+++ Data for analysis

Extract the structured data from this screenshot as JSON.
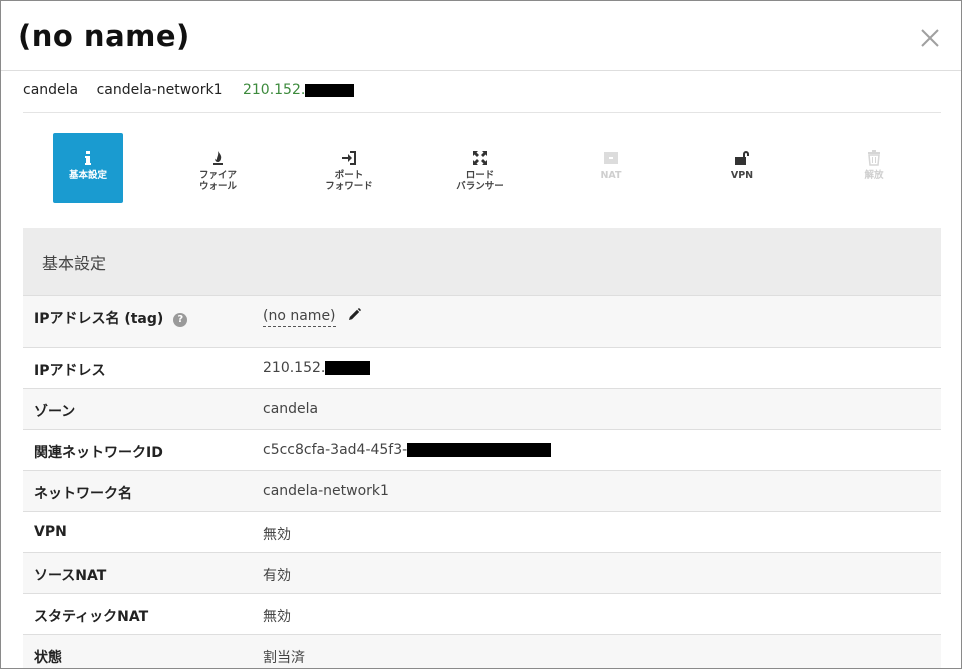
{
  "dialog": {
    "title": "(no name)"
  },
  "info": {
    "zone": "candela",
    "network": "candela-network1",
    "ip_prefix": "210.152."
  },
  "tabs": [
    {
      "id": "basic",
      "label": "基本設定",
      "icon": "info-icon",
      "state": "active"
    },
    {
      "id": "firewall",
      "label": "ファイア\nウォール",
      "icon": "fire-icon",
      "state": "normal"
    },
    {
      "id": "port-forward",
      "label": "ポート\nフォワード",
      "icon": "sign-in-icon",
      "state": "normal"
    },
    {
      "id": "load-balancer",
      "label": "ロード\nバランサー",
      "icon": "expand-icon",
      "state": "normal"
    },
    {
      "id": "nat",
      "label": "NAT",
      "icon": "square-icon",
      "state": "disabled"
    },
    {
      "id": "vpn",
      "label": "VPN",
      "icon": "unlock-icon",
      "state": "normal"
    },
    {
      "id": "release",
      "label": "解放",
      "icon": "trash-icon",
      "state": "disabled"
    }
  ],
  "section": {
    "title": "基本設定"
  },
  "rows": [
    {
      "label": "IPアドレス名 (tag)",
      "value": "(no name)"
    },
    {
      "label": "IPアドレス",
      "value": "210.152."
    },
    {
      "label": "ゾーン",
      "value": "candela"
    },
    {
      "label": "関連ネットワークID",
      "value": "c5cc8cfa-3ad4-45f3-"
    },
    {
      "label": "ネットワーク名",
      "value": "candela-network1"
    },
    {
      "label": "VPN",
      "value": "無効"
    },
    {
      "label": "ソースNAT",
      "value": "有効"
    },
    {
      "label": "スタティックNAT",
      "value": "無効"
    },
    {
      "label": "状態",
      "value": "割当済"
    }
  ],
  "colors": {
    "accent": "#1a9bd0",
    "ip_green": "#3c8a3c",
    "section_bg": "#ececec"
  }
}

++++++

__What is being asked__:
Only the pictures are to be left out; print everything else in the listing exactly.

__Response to this task__:
Extract the structured data from this screenshot as JSON.
{
  "dialog": {
    "title": "(no name)"
  },
  "info": {
    "zone": "candela",
    "network": "candela-network1",
    "ip_prefix": "210.152."
  },
  "tabs": [
    {
      "id": "basic",
      "label": "基本設定",
      "icon": "info-icon",
      "state": "active"
    },
    {
      "id": "firewall",
      "label": "ファイア\nウォール",
      "icon": "fire-icon",
      "state": "normal"
    },
    {
      "id": "port-forward",
      "label": "ポート\nフォワード",
      "icon": "sign-in-icon",
      "state": "normal"
    },
    {
      "id": "load-balancer",
      "label": "ロード\nバランサー",
      "icon": "expand-icon",
      "state": "normal"
    },
    {
      "id": "nat",
      "label": "NAT",
      "icon": "square-icon",
      "state": "disabled"
    },
    {
      "id": "vpn",
      "label": "VPN",
      "icon": "unlock-icon",
      "state": "normal"
    },
    {
      "id": "release",
      "label": "解放",
      "icon": "trash-icon",
      "state": "disabled"
    }
  ],
  "section": {
    "title": "基本設定"
  },
  "rows": [
    {
      "label": "IPアドレス名 (tag)",
      "value": "(no name)"
    },
    {
      "label": "IPアドレス",
      "value": "210.152."
    },
    {
      "label": "ゾーン",
      "value": "candela"
    },
    {
      "label": "関連ネットワークID",
      "value": "c5cc8cfa-3ad4-45f3-"
    },
    {
      "label": "ネットワーク名",
      "value": "candela-network1"
    },
    {
      "label": "VPN",
      "value": "無効"
    },
    {
      "label": "ソースNAT",
      "value": "有効"
    },
    {
      "label": "スタティックNAT",
      "value": "無効"
    },
    {
      "label": "状態",
      "value": "割当済"
    }
  ],
  "colors": {
    "accent": "#1a9bd0",
    "ip_green": "#3c8a3c",
    "section_bg": "#ececec"
  }
}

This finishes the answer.